Copy out the data word for word. The images are not part of the copy.

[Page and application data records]
☆ ☆ ☆
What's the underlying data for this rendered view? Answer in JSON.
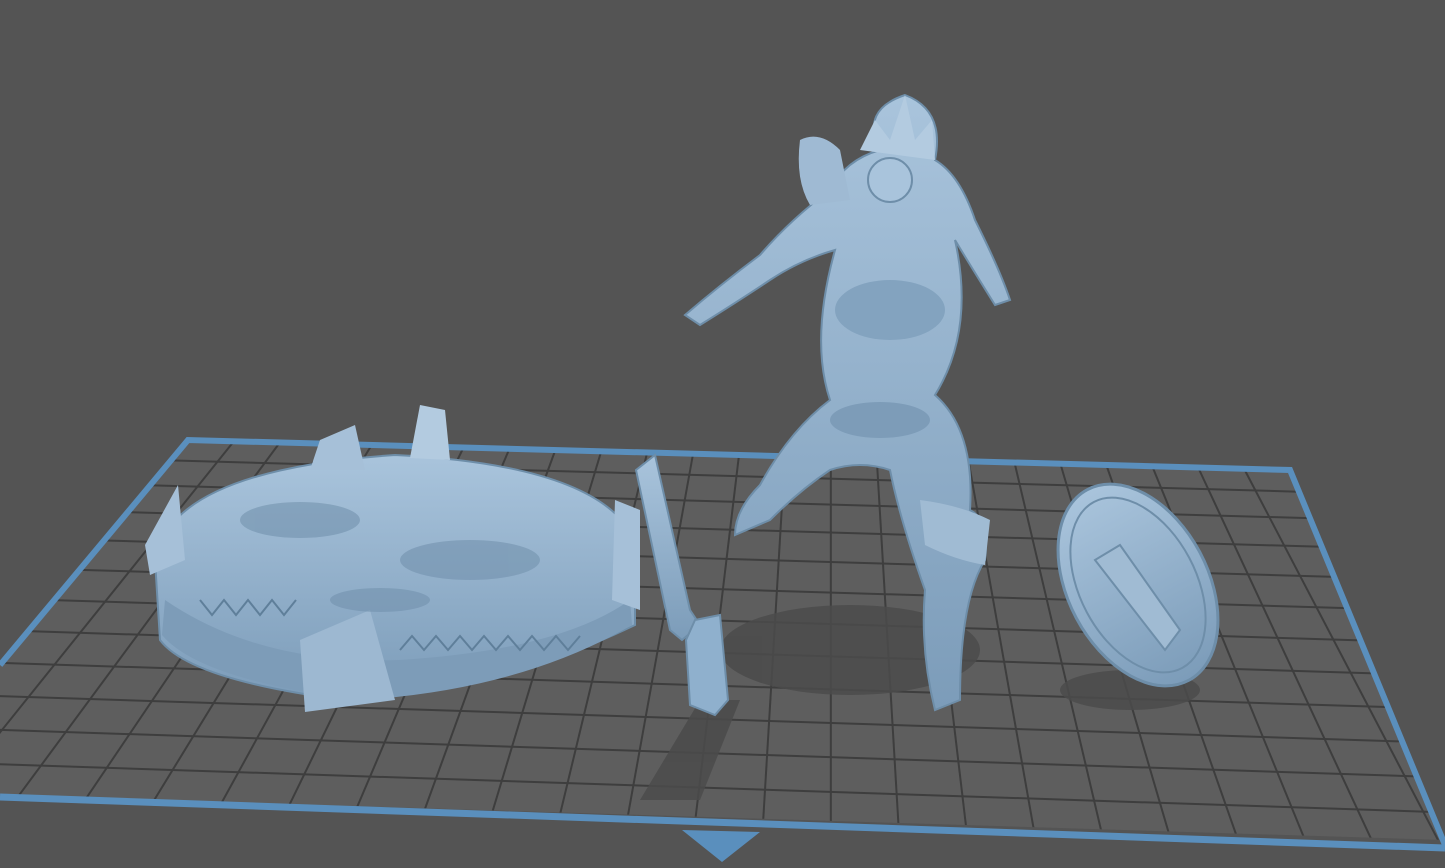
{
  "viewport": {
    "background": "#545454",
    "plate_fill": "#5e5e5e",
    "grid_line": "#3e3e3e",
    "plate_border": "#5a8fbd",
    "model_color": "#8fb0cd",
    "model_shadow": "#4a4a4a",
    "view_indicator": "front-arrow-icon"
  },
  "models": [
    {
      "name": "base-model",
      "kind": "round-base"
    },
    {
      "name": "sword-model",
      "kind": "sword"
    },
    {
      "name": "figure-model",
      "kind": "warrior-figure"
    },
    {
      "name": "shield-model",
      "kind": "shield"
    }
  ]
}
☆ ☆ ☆
▸ **Solution to this problem**:
What's the underlying data for this rendered view? Answer in JSON.
{
  "viewport": {
    "background": "#545454",
    "plate_fill": "#5e5e5e",
    "grid_line": "#3e3e3e",
    "plate_border": "#5a8fbd",
    "model_color": "#8fb0cd",
    "model_shadow": "#4a4a4a",
    "view_indicator": "front-arrow-icon"
  },
  "models": [
    {
      "name": "base-model",
      "kind": "round-base"
    },
    {
      "name": "sword-model",
      "kind": "sword"
    },
    {
      "name": "figure-model",
      "kind": "warrior-figure"
    },
    {
      "name": "shield-model",
      "kind": "shield"
    }
  ]
}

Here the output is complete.